__RECORDS SHOWN__:
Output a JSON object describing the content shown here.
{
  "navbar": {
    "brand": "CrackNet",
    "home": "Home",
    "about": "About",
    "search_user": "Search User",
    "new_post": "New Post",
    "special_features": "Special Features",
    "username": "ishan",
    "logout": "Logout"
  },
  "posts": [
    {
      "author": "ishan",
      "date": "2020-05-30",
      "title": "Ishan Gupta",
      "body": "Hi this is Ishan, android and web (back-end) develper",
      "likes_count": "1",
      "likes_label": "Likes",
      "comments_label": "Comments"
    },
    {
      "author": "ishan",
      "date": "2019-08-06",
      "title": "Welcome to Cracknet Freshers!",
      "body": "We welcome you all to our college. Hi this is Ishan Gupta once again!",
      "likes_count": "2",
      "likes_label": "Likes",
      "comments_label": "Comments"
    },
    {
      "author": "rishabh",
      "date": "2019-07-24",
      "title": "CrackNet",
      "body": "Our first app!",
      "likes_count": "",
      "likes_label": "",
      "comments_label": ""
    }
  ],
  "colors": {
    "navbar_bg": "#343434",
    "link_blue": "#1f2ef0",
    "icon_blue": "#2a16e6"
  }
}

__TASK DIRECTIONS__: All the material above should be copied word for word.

__OUTPUT OF THE TASK__:
Output a JSON object describing the content shown here.
{
  "navbar": {
    "brand": "CrackNet",
    "home": "Home",
    "about": "About",
    "search_user": "Search User",
    "new_post": "New Post",
    "special_features": "Special Features",
    "username": "ishan",
    "logout": "Logout"
  },
  "posts": [
    {
      "author": "ishan",
      "date": "2020-05-30",
      "title": "Ishan Gupta",
      "body": "Hi this is Ishan, android and web (back-end) develper",
      "likes_count": "1",
      "likes_label": "Likes",
      "comments_label": "Comments"
    },
    {
      "author": "ishan",
      "date": "2019-08-06",
      "title": "Welcome to Cracknet Freshers!",
      "body": "We welcome you all to our college. Hi this is Ishan Gupta once again!",
      "likes_count": "2",
      "likes_label": "Likes",
      "comments_label": "Comments"
    },
    {
      "author": "rishabh",
      "date": "2019-07-24",
      "title": "CrackNet",
      "body": "Our first app!",
      "likes_count": "",
      "likes_label": "",
      "comments_label": ""
    }
  ],
  "colors": {
    "navbar_bg": "#343434",
    "link_blue": "#1f2ef0",
    "icon_blue": "#2a16e6"
  }
}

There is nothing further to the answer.